“What does not exist in the fitness industry is a one stop shop where fit pros can go to get access to a variety of ideas and content for their classes and clients; that niche marketplace for individual brands, trainers, and instructors to share with each other. Until now.”Stephanie Silber, Founder of FitSwop
An ecommerce platform (like FitSwop) is a tool that allows retailers (fitness professionals with their own content, resources, brands or businesses) to build and customize their own digital storefronts. They manage their own shop, sales, and ecommerce operations under the central hub of the platform. When your shop is on a hosted ecommerce platform such as FitSwop, the host (FitSwop) manages all the website hosting responsibilities rather than requiring an individual to do so by third party options. Thus, many of the difficult aspects of online business, such as ecommerce operations, payment solutions, and website hosting are taken care of by the platform. The platform also handles updates, security and other tasks under the umbrella of ecommerce. This allows you as the shop owner, or vendor, to conduct your business on the platform in a less technical way, while also reaching a wider customer audience, because history has shown us that more traffic is driven to central marketplace websites (as evident by the success of Etsy, Amazon, Overstock, and Ebay among others).

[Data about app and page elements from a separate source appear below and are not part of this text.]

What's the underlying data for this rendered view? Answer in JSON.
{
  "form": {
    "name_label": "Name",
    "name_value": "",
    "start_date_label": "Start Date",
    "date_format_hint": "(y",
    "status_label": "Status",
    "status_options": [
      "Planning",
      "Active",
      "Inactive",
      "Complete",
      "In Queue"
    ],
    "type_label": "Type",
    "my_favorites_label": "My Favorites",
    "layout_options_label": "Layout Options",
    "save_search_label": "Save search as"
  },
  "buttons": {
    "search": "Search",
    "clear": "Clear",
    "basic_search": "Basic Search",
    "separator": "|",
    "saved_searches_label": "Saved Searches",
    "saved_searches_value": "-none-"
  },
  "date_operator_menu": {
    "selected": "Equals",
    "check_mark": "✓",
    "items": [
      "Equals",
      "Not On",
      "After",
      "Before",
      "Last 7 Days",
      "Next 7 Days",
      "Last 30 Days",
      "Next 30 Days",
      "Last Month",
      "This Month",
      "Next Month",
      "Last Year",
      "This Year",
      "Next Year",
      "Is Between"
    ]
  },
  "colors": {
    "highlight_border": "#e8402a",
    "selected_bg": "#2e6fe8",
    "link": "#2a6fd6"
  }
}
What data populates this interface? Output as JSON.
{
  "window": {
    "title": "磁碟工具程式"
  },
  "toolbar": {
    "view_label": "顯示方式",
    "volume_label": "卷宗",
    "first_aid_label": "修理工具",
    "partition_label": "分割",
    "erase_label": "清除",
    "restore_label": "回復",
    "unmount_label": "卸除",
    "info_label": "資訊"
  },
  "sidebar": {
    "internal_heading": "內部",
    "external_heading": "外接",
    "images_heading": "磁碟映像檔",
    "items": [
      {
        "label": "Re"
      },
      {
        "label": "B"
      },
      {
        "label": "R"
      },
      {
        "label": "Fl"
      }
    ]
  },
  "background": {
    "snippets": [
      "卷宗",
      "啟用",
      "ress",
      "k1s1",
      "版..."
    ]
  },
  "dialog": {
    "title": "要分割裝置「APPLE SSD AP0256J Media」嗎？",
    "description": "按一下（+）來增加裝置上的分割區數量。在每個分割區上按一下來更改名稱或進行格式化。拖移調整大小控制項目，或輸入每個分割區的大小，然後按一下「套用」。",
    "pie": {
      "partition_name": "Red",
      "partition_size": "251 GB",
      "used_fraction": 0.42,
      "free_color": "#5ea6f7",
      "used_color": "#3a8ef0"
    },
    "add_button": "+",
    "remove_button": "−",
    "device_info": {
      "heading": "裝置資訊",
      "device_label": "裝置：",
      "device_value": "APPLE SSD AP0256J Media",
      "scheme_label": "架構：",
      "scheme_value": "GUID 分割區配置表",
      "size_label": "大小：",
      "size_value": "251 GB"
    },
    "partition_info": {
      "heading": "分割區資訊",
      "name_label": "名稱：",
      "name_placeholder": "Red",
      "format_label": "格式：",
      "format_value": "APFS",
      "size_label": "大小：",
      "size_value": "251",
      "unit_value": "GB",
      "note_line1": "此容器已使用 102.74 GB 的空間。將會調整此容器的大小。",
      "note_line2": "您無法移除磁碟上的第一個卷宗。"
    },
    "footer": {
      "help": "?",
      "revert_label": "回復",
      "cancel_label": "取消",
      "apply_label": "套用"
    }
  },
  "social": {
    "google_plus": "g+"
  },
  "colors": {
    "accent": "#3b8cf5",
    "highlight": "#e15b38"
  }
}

There is so much room for diversity in fitness programming. People want variety and personalization, which can be provided when fitness professionals collaborate.
Fitness is now without borders, and those who have great content can now share easier than ever before. With technological advances and the ability for anyone to create digital content, ideas can be shared more than ever before. Check out www.fitswop.com today to learn more about how fitness is finally forming a niche marketplace of its own, where all fitness professionals are welcome to join for free. There are no subscription fees for content. Purchase content from fitness professionals like yourselves, or the brands you trust. There is a place for all on FitSwop.
Clement, J. (2019, August 19.). Retail E-Commerce Sales in the United States from 2017 to 2023. Retrieved from https://www.statista.com/statistics/272391/us-retail-e-commerce-sales-forecast/.
Fit Summit. (2019, September). Community Insights. Retrieved from https://thefitsummit.com/insights/technology-in-fitness-industry.
Moore, K. n.d. Ecommerce 101+The History of Online Shopping: What the Past Says About Tomorrow’s Retail Challenges. Retrieved from https://www.bigcommerce.com/blog/ecommerce/#ecommerce-timeline